Every day, a concerning number of people are shot. Not all are killed, mind you, but more are shot than anyone should be comfortable with. Thousands of Americans are shot and injured every year and gunshot wounds aren’t necessarily easy recoveries for those who are wounded.
However, it seems that some of those who have been shot have trust issues.
America’s gun violence affects not only just those killed, injured or present during gunfire, but research suggests it can also sabotage the social and psychological well-being of all Americans.
Gun violence is widespread in the United States. More than half a million Americans have been murdered by those brandishing firearms over the last four decades.
Many more are physically or psychologically injured by guns. A Pew Research Center survey reports that, overall, one in four Americans (23 per cent) say someone has used a gun to threaten or intimidate them or their families. This includes a third of Black Americans (32 per cent).
Over the course of their lifetimes, nearly all Americans of all racial and ethnic groups are likely to know a victim of gun violence in their social network.
But there’s not been much scholarly attention dedicated to the social and psychological impacts of gun violence on Americans and American society.
My recent research shows that such widespread gun violence, both fatal and non-fatal, has a detrimental effect on Americans’ trust in each other. That erosion of trust is often long-lasting and has a greater impact on Black Americans.
The high likelihood that all Americans were either threatened or shot with guns from the 1960s to the 1990s could also be a plausible explanation for the half-century decline in trust in public institutions in the U.S.
The problem is, however, that far too many people are looking to the government to protect them. They expect the state, local, and federal governments to all work in unison as part of a concerted effort to keep each and every individual safe.
Yet that’s not remotely possible. Further, the courts have ruled the government has no such obligation.
See, it’s the government’s role to protect society as a whole. That means things like arresting criminals so they can’t plague society. It means trying to maintain a good economy since a bad one seems to increase crime rates. More than anything, it means trying to keep things on as even a keel as possible from a big picture sense.
Unfortunately, a lot of people don’t understand that. They expect the government to step in and make everything better in every way, particular with regard to protecting people.
When that doesn’t happen, they want to blame someone.

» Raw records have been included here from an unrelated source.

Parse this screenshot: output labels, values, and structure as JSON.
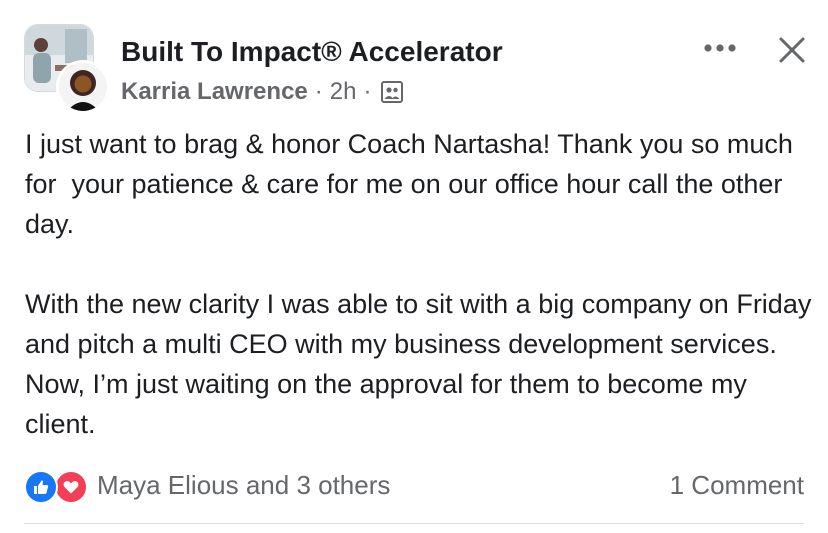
{
  "post": {
    "group_name": "Built To Impact® Accelerator",
    "author": "Karria Lawrence",
    "separator_1": "·",
    "time": "2h",
    "separator_2": "·",
    "audience_icon": "group-members-icon",
    "body_paragraphs": [
      "I just want to brag & honor Coach Nartasha! Thank you so much for  your patience & care for me on our office hour call the other day.",
      "With the new clarity I was able to sit with a big company on Friday and pitch a multi CEO with my business development services. Now, I’m just waiting on the approval for them to become my client."
    ]
  },
  "actions": {
    "more_icon": "more-options-icon",
    "close_icon": "close-icon"
  },
  "reactions": {
    "icons": [
      "like-reaction-icon",
      "love-reaction-icon"
    ],
    "summary": "Maya Elious and 3 others",
    "comments": "1 Comment"
  },
  "colors": {
    "text_primary": "#1c1e21",
    "text_secondary": "#65676b",
    "like_blue": "#1877f2",
    "love_red": "#f33e58",
    "divider": "#dadde1"
  }
}
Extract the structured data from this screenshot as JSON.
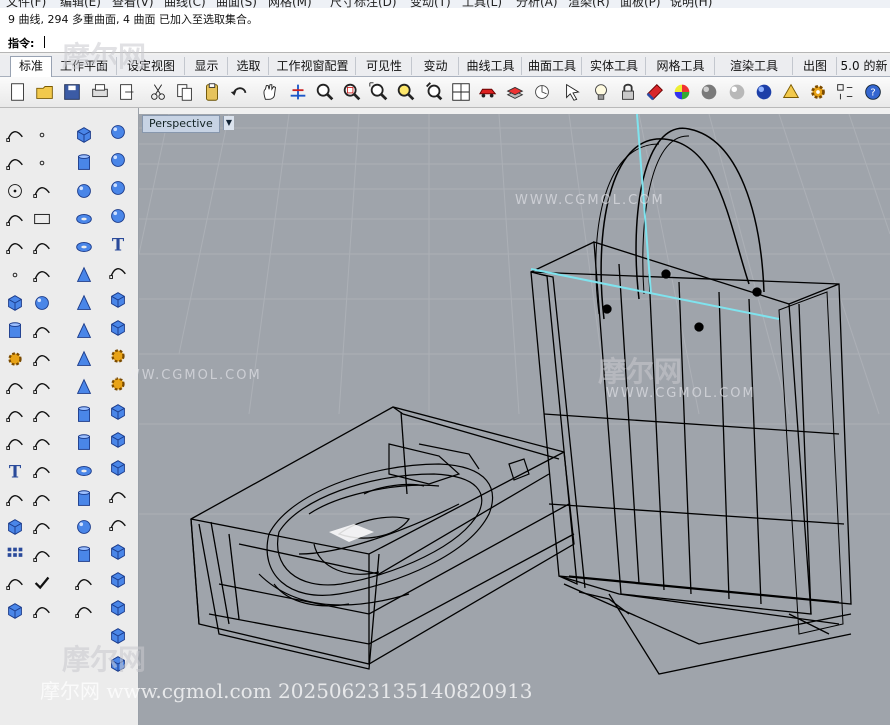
{
  "menu": [
    "文件(F)",
    "编辑(E)",
    "查看(V)",
    "曲线(C)",
    "曲面(S)",
    "网格(M)",
    "尺寸标注(D)",
    "变动(T)",
    "工具(L)",
    "分析(A)",
    "渲染(R)",
    "面板(P)",
    "说明(H)"
  ],
  "history": {
    "line": "9 曲线, 294 多重曲面, 4 曲面 已加入至选取集合。"
  },
  "command": {
    "label": "指令:",
    "value": ""
  },
  "tabs": [
    "标准",
    "工作平面",
    "设定视图",
    "显示",
    "选取",
    "工作视窗配置",
    "可见性",
    "变动",
    "曲线工具",
    "曲面工具",
    "实体工具",
    "网格工具",
    "渲染工具",
    "出图",
    "5.0 的新"
  ],
  "toolbar_icons": [
    "new-file-icon",
    "open-folder-icon",
    "save-icon",
    "print-icon",
    "import-icon",
    "cut-icon",
    "copy-icon",
    "paste-icon",
    "undo-icon",
    "pan-hand-icon",
    "rotate-view-icon",
    "zoom-icon",
    "zoom-window-icon",
    "zoom-extents-icon",
    "zoom-selected-icon",
    "undo-view-icon",
    "four-viewports-icon",
    "car-icon",
    "layers-icon",
    "object-properties-icon",
    "select-icon",
    "light-bulb-icon",
    "lock-icon",
    "material-icon",
    "color-wheel-icon",
    "render-sphere-gray-icon",
    "render-sphere-white-icon",
    "render-sphere-blue-icon",
    "mesh-icon",
    "gear-icon",
    "options-icon",
    "help-icon"
  ],
  "viewport": {
    "title": "Perspective"
  },
  "watermarks": {
    "brand_cn": "摩尔网",
    "site": "WWW.CGMOL.COM",
    "footer": "摩尔网 www.cgmol.com 20250623135140820913"
  },
  "colors": {
    "viewport_bg": "#9fa4ab",
    "wire": "#000000",
    "selected_edge": "#7fe3ee"
  }
}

They blame the government and their fellow Americans for allowing it to happen. (I’m just going to pretend I don’t see the BS claim that all Americans were either threatened or shot with guns during a significant portion of my life when I was never threatened.)
The problem is, at the end of the day, the only one who can be responsible for your safety is you. Not the state, not the federal government and not the local police, but you.
Once you understand that, you don’t feel like you need to lash out at everyone else or blame everyone else for whatever happened and recognize that your safety is on you and always has been.